Marine directorate retains testing firm
THE marine directorate has retained the services of Seaspeed Technology to investigate and develop an understanding of failure analysis applicable to the directional control systems of high-speed passenger craft.
The study was undertaken between June and November 1992 at a time when rapid development was taking place in the design and operation of large high-speed passenger craft with consequent revisions being proposed for the Code of Safety for Dynamically Supported Craft.
Failure analysis involves the study of the craft, its systems and its environment with the objective of defining the possible failure states that may exist and which may result in significant reductions in levels of safety to the craft and its occupants.
The study includes a detailed investigation into two modern high-speed ferries and provides an analysis framework which may be used for future investigations.
The main investigation found that a successful study may be undertaken using a combination of failure mode and effect analysis, fault tree analysis and event tree analysis techniques, while accepting that there may be other relevant methods.
The proposed study is: A functional failure analysis which defines and studies the main areas of interest and which may, for many craft, be sufficient for the administration's requirements.
A system failure analysis, which investigates systems identified in the functional analysis as requiring study at greater depth.
A complex system or component failure analysis - data from system suppliers.
Documentation summarising the study, particularly the important failure conditions.
Failure analysis sea trials - in which particular failures are induced at sea.

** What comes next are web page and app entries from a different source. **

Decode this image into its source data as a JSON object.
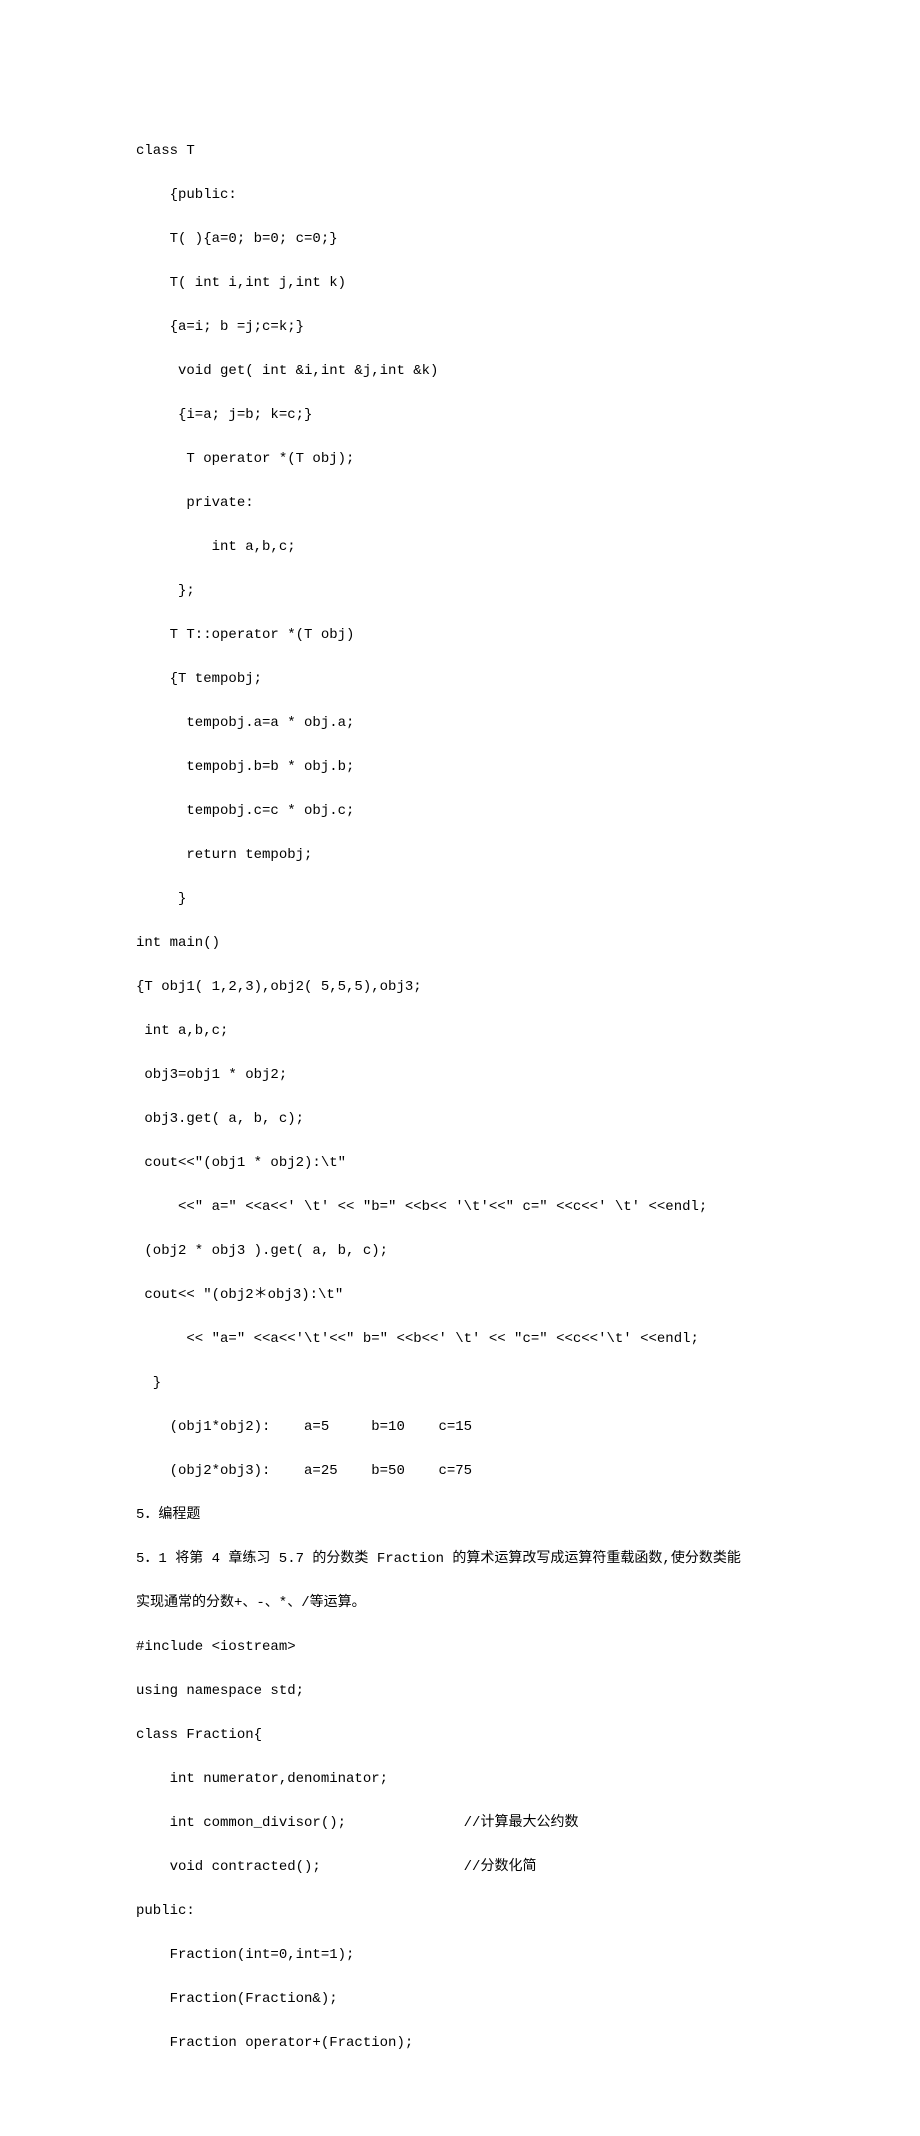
{
  "lines": {
    "l0": "class T",
    "l1": "    {public:",
    "l2": "    T( ){a=0; b=0; c=0;}",
    "l3": "    T( int i,int j,int k)",
    "l4": "    {a=i; b =j;c=k;}",
    "l5": "     void get( int &i,int &j,int &k)",
    "l6": "     {i=a; j=b; k=c;}",
    "l7": "      T operator *(T obj);",
    "l8": "      private:",
    "l9": "         int a,b,c;",
    "l10": "     };",
    "l11": "    T T::operator *(T obj)",
    "l12": "    {T tempobj;",
    "l13": "      tempobj.a=a * obj.a;",
    "l14": "      tempobj.b=b * obj.b;",
    "l15": "      tempobj.c=c * obj.c;",
    "l16": "      return tempobj;",
    "l17": "     }",
    "l18": "int main()",
    "l19": "{T obj1( 1,2,3),obj2( 5,5,5),obj3;",
    "l20": " int a,b,c;",
    "l21": " obj3=obj1 * obj2;",
    "l22": " obj3.get( a, b, c);",
    "l23": " cout<<\"(obj1 * obj2):\\t\"",
    "l24": "     <<\" a=\" <<a<<' \\t' << \"b=\" <<b<< '\\t'<<\" c=\" <<c<<' \\t' <<endl;",
    "l25": " (obj2 * obj3 ).get( a, b, c);",
    "l26": " cout<< \"(obj2＊obj3):\\t\"",
    "l27": "      << \"a=\" <<a<<'\\t'<<\" b=\" <<b<<' \\t' << \"c=\" <<c<<'\\t' <<endl;",
    "l28": "  }",
    "l29": "    (obj1*obj2):    a=5     b=10    c=15",
    "l30": "    (obj2*obj3):    a=25    b=50    c=75",
    "l31": "5．编程题",
    "l32": "5．1 将第 4 章练习 5.7 的分数类 Fraction 的算术运算改写成运算符重载函数,使分数类能",
    "l33": "实现通常的分数+、-、*、/等运算。",
    "l34": "#include <iostream>",
    "l35": "using namespace std;",
    "l36": "class Fraction{",
    "l37": "    int numerator,denominator;",
    "l38": "    int common_divisor();              //计算最大公约数",
    "l39": "    void contracted();                 //分数化简",
    "l40": "public:",
    "l41": "    Fraction(int=0,int=1);",
    "l42": "    Fraction(Fraction&);",
    "l43": "    Fraction operator+(Fraction);"
  }
}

The report highlights the need to consider the human element in the operation of the craft and provides a technique for doing so.
This is, however, limited to the area of the system/human interface since human errors in general are considered beyond the scope of this report.
For the craft investigated it was assessed that a loss in directional control may occur once in about five years of operation, with an accident arising once in every 25 of such incidents.
The report recommends that failure analysis should form part of any future certification process, with a longer-term objective of being integrated into quantified risk assessment procedures such as safety case presentations.
It also recommends that historical marine accident data be analysed in such a way as to provide guidance for particular accident-type frequency levels and that future accident data be recorded in a way relevant to this type of safety assessment.
This is considered to be a most important requirement for the successful development and use of these probability based methods.